* [Supplied data]

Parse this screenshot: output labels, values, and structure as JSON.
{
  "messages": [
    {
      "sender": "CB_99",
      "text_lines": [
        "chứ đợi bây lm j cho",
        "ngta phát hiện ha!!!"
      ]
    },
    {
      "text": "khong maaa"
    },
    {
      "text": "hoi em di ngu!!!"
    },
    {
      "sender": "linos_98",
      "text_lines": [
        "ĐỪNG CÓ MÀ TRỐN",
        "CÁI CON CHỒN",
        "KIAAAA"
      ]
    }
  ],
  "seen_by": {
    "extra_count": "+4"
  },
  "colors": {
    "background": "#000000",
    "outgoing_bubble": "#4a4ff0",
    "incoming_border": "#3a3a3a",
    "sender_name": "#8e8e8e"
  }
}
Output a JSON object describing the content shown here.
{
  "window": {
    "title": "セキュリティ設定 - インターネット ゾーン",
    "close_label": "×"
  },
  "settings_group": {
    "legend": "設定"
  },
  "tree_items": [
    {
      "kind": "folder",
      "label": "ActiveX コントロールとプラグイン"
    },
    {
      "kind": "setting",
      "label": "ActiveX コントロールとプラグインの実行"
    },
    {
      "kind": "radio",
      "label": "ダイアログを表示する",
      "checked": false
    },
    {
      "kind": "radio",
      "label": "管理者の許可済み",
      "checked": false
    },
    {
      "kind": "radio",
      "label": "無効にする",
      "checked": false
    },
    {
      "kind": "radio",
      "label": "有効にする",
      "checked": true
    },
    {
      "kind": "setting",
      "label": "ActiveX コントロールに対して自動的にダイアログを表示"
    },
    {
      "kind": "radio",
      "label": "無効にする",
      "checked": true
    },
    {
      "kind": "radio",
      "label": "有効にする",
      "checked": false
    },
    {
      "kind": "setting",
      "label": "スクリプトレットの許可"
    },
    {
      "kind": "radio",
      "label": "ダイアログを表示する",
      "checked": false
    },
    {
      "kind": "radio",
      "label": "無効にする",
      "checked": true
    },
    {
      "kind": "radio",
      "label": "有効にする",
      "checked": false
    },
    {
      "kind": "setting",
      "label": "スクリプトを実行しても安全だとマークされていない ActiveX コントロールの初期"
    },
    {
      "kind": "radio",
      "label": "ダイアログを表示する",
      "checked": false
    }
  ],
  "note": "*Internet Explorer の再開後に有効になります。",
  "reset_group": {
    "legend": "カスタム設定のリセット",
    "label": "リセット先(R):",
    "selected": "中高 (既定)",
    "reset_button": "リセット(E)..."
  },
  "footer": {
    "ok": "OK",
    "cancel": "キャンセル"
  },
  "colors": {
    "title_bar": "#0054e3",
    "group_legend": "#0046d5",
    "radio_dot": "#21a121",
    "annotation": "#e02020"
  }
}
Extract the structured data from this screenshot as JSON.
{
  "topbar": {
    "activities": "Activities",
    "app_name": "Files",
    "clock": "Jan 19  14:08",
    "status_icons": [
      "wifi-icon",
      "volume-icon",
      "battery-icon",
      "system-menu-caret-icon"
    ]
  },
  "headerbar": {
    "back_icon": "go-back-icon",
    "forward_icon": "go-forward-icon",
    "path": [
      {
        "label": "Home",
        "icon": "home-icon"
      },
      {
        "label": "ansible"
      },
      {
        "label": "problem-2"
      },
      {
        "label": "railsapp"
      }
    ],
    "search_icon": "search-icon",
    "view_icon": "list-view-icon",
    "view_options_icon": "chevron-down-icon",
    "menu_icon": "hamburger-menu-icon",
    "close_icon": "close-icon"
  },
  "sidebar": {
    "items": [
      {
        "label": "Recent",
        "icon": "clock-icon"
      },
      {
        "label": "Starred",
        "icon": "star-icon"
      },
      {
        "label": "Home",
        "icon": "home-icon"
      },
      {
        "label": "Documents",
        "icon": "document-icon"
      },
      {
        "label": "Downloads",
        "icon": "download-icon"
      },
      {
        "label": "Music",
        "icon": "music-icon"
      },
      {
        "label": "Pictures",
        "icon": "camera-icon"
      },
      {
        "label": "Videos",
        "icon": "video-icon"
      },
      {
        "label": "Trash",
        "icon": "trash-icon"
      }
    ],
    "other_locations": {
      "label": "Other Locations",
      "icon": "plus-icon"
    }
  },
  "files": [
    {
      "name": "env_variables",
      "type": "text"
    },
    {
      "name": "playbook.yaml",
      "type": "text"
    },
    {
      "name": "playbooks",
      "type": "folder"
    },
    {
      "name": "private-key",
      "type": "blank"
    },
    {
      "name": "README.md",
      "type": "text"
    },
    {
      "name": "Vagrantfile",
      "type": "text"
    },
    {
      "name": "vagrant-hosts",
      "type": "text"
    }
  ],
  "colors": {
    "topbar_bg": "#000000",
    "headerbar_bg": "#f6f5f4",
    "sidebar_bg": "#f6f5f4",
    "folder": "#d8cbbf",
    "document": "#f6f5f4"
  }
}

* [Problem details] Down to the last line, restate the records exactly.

* [Result for this exercise]
Parse this screenshot: output labels, values, and structure as JSON.
{
  "messages": [
    {
      "sender": "CB_99",
      "text_lines": [
        "chứ đợi bây lm j cho",
        "ngta phát hiện ha!!!"
      ]
    },
    {
      "text": "khong maaa"
    },
    {
      "text": "hoi em di ngu!!!"
    },
    {
      "sender": "linos_98",
      "text_lines": [
        "ĐỪNG CÓ MÀ TRỐN",
        "CÁI CON CHỒN",
        "KIAAAA"
      ]
    }
  ],
  "seen_by": {
    "extra_count": "+4"
  },
  "colors": {
    "background": "#000000",
    "outgoing_bubble": "#4a4ff0",
    "incoming_border": "#3a3a3a",
    "sender_name": "#8e8e8e"
  }
}
Output a JSON object describing the content shown here.
{
  "window": {
    "title": "セキュリティ設定 - インターネット ゾーン",
    "close_label": "×"
  },
  "settings_group": {
    "legend": "設定"
  },
  "tree_items": [
    {
      "kind": "folder",
      "label": "ActiveX コントロールとプラグイン"
    },
    {
      "kind": "setting",
      "label": "ActiveX コントロールとプラグインの実行"
    },
    {
      "kind": "radio",
      "label": "ダイアログを表示する",
      "checked": false
    },
    {
      "kind": "radio",
      "label": "管理者の許可済み",
      "checked": false
    },
    {
      "kind": "radio",
      "label": "無効にする",
      "checked": false
    },
    {
      "kind": "radio",
      "label": "有効にする",
      "checked": true
    },
    {
      "kind": "setting",
      "label": "ActiveX コントロールに対して自動的にダイアログを表示"
    },
    {
      "kind": "radio",
      "label": "無効にする",
      "checked": true
    },
    {
      "kind": "radio",
      "label": "有効にする",
      "checked": false
    },
    {
      "kind": "setting",
      "label": "スクリプトレットの許可"
    },
    {
      "kind": "radio",
      "label": "ダイアログを表示する",
      "checked": false
    },
    {
      "kind": "radio",
      "label": "無効にする",
      "checked": true
    },
    {
      "kind": "radio",
      "label": "有効にする",
      "checked": false
    },
    {
      "kind": "setting",
      "label": "スクリプトを実行しても安全だとマークされていない ActiveX コントロールの初期"
    },
    {
      "kind": "radio",
      "label": "ダイアログを表示する",
      "checked": false
    }
  ],
  "note": "*Internet Explorer の再開後に有効になります。",
  "reset_group": {
    "legend": "カスタム設定のリセット",
    "label": "リセット先(R):",
    "selected": "中高 (既定)",
    "reset_button": "リセット(E)..."
  },
  "footer": {
    "ok": "OK",
    "cancel": "キャンセル"
  },
  "colors": {
    "title_bar": "#0054e3",
    "group_legend": "#0046d5",
    "radio_dot": "#21a121",
    "annotation": "#e02020"
  }
}
Extract the structured data from this screenshot as JSON.
{
  "topbar": {
    "activities": "Activities",
    "app_name": "Files",
    "clock": "Jan 19  14:08",
    "status_icons": [
      "wifi-icon",
      "volume-icon",
      "battery-icon",
      "system-menu-caret-icon"
    ]
  },
  "headerbar": {
    "back_icon": "go-back-icon",
    "forward_icon": "go-forward-icon",
    "path": [
      {
        "label": "Home",
        "icon": "home-icon"
      },
      {
        "label": "ansible"
      },
      {
        "label": "problem-2"
      },
      {
        "label": "railsapp"
      }
    ],
    "search_icon": "search-icon",
    "view_icon": "list-view-icon",
    "view_options_icon": "chevron-down-icon",
    "menu_icon": "hamburger-menu-icon",
    "close_icon": "close-icon"
  },
  "sidebar": {
    "items": [
      {
        "label": "Recent",
        "icon": "clock-icon"
      },
      {
        "label": "Starred",
        "icon": "star-icon"
      },
      {
        "label": "Home",
        "icon": "home-icon"
      },
      {
        "label": "Documents",
        "icon": "document-icon"
      },
      {
        "label": "Downloads",
        "icon": "download-icon"
      },
      {
        "label": "Music",
        "icon": "music-icon"
      },
      {
        "label": "Pictures",
        "icon": "camera-icon"
      },
      {
        "label": "Videos",
        "icon": "video-icon"
      },
      {
        "label": "Trash",
        "icon": "trash-icon"
      }
    ],
    "other_locations": {
      "label": "Other Locations",
      "icon": "plus-icon"
    }
  },
  "files": [
    {
      "name": "env_variables",
      "type": "text"
    },
    {
      "name": "playbook.yaml",
      "type": "text"
    },
    {
      "name": "playbooks",
      "type": "folder"
    },
    {
      "name": "private-key",
      "type": "blank"
    },
    {
      "name": "README.md",
      "type": "text"
    },
    {
      "name": "Vagrantfile",
      "type": "text"
    },
    {
      "name": "vagrant-hosts",
      "type": "text"
    }
  ],
  "colors": {
    "topbar_bg": "#000000",
    "headerbar_bg": "#f6f5f4",
    "sidebar_bg": "#f6f5f4",
    "folder": "#d8cbbf",
    "document": "#f6f5f4"
  }
}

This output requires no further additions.